Israel is not a state like all other states. The recent treatment it has received at the United Nations where it was condemned for daring to defend itself from terrorist attacks shows to any decent person that despite the best hopes and dreams of secular Zionism, Israel has become and firmly remains the "Jew" amongst the countries of the world.
If that is the case, then Israel needs to play to its strength. Unlike any other country in the world, Israel cannot just exist because it exists. Such a reason for political continuance is fine for Canada, Britain, Egypt and China. Israel, however, seems to need to constantly justify its ongoing existence.
Is it as a secular democratic state in the Middle East? There hardly seems to be a point to that. After all, no other state in the region fits that model and although it's nice to know there's one country where freedom of religion, speech and the press ranks high on the list of priorities, few in the world would say that it was absolutely necessary for it to be there.
Is it as a lifeboat for Jews around the world? Florida would probably do the job just as well and with less headaches.
Israel's only purpose to continue as a Jewish state and for that to be, it needs to practice Jewish values. Unfortunately over the past few decades the worst in Jewish values has convinced most non-religious (and quite a few religious) folks in the Jewish world that the worst thing for Israel is a role for religion in the public square.
However, this does not mean that there should be an absolute separation of shul and state. In fact, such a separation would be disasterous for a country that could not survive without a special reason.
That's why I must disagree with this article by Uri Regev. On one hand, he raises relevant issues:
Hundreds of thousands of Israeli citizens cannot marry in Israel due to state law, including numerous Russian olim, all non-Orthodox converts to Judaism and native-born Israeli Jews who want an egalitarian marriage ceremony. Israeli democracy is enlightened and progressive in most respects, but in the area of religious freedom it lags all Western democracies.
On the other hand, his solution is one that can only hurt Israel. Without Judaism at its core, Israeli culture cannot survive. After all, the world does not need and hardly wants to have around "the Israeli". What's more, in many countries like those in Asia's far east where secular Israelis go after finishing their army experience, they have created a reputation so toxic that they have become unwelcome in many places. For the first time, justified Jew hatred exists in many parts of Asia based on the behaviour of Jews detached from the Torah.

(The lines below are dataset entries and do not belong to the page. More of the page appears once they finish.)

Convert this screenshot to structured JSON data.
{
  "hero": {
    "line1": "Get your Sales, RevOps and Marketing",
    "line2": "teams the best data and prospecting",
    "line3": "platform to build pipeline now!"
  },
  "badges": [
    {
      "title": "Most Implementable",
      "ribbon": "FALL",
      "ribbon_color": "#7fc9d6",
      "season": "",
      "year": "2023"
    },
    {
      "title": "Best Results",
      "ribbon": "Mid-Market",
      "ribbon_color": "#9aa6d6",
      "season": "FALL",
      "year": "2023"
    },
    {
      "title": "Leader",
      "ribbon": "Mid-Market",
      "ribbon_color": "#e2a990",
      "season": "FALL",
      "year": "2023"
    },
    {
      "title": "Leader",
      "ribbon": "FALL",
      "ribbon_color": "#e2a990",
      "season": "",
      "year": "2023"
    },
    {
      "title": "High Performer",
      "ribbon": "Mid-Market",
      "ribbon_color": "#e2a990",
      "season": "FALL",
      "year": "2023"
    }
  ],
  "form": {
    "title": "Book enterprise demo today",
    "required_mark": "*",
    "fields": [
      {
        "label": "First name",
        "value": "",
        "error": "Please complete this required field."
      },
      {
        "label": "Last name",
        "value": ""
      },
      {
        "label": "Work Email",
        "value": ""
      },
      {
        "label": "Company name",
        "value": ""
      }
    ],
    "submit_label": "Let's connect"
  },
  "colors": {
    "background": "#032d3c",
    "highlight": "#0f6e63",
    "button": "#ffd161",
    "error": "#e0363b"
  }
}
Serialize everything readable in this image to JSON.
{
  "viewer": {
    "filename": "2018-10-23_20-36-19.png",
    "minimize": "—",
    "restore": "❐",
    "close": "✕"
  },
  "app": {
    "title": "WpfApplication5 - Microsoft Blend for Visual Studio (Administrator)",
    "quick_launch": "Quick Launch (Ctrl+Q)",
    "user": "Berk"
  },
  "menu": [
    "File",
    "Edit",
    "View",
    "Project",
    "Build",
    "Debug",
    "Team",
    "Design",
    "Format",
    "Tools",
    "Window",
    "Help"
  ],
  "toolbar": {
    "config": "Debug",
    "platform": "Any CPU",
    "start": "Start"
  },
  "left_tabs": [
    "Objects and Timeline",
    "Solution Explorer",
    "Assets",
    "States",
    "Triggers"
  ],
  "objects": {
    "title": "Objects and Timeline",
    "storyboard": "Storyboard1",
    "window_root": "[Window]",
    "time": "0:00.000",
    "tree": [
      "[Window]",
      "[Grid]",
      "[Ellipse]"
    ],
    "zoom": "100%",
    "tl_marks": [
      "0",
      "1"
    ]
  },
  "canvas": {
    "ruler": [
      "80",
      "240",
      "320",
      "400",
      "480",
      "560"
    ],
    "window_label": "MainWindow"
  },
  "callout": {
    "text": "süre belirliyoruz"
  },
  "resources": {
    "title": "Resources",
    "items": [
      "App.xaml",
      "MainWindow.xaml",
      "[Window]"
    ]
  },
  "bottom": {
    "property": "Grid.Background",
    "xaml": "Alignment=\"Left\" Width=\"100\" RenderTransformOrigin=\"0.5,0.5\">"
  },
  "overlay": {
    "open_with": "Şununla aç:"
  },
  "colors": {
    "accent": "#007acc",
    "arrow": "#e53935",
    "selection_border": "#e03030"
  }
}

That's not to say that the behaviour of many Jews who consider themselves attached to the Torah is much better. As Naomi Ragen's recent article on mehadrin buses notes, there are too many in our community who are primitive and barbaric while insisting that they are the ideal of the Torah lifestyle. Their existence has given Torah and religion a bad name in Israel, something no thoughtful person can debate.
Despite that, Israel needs Judaism to survive. Surrounded as it is by enemies who are convinced of the lies their leaders have told them about a mythical state and people that never really existed, Israel's moral and courage to continue must be based on its genuine claim to the land. We are not in Israel because we had nowhere else to go in 1948. We are not in Israel because we thought the land was available. We are in Israel because we are Jews and Israel is the land of the Jews and we know that because the Torah tells us so. To cut Jews off from that leaves no real reason to fight for this particular piece of real estate.
What is needed then is religious leadership that can bring halacha into the modern arena and ensure a practice of Yehadut that is compassionate instead of fanatic and that can show the people the beauty of a Torah lifestyle which they can feel proud of. While it is a lot to hope for, it is still a goal we must strive for daily.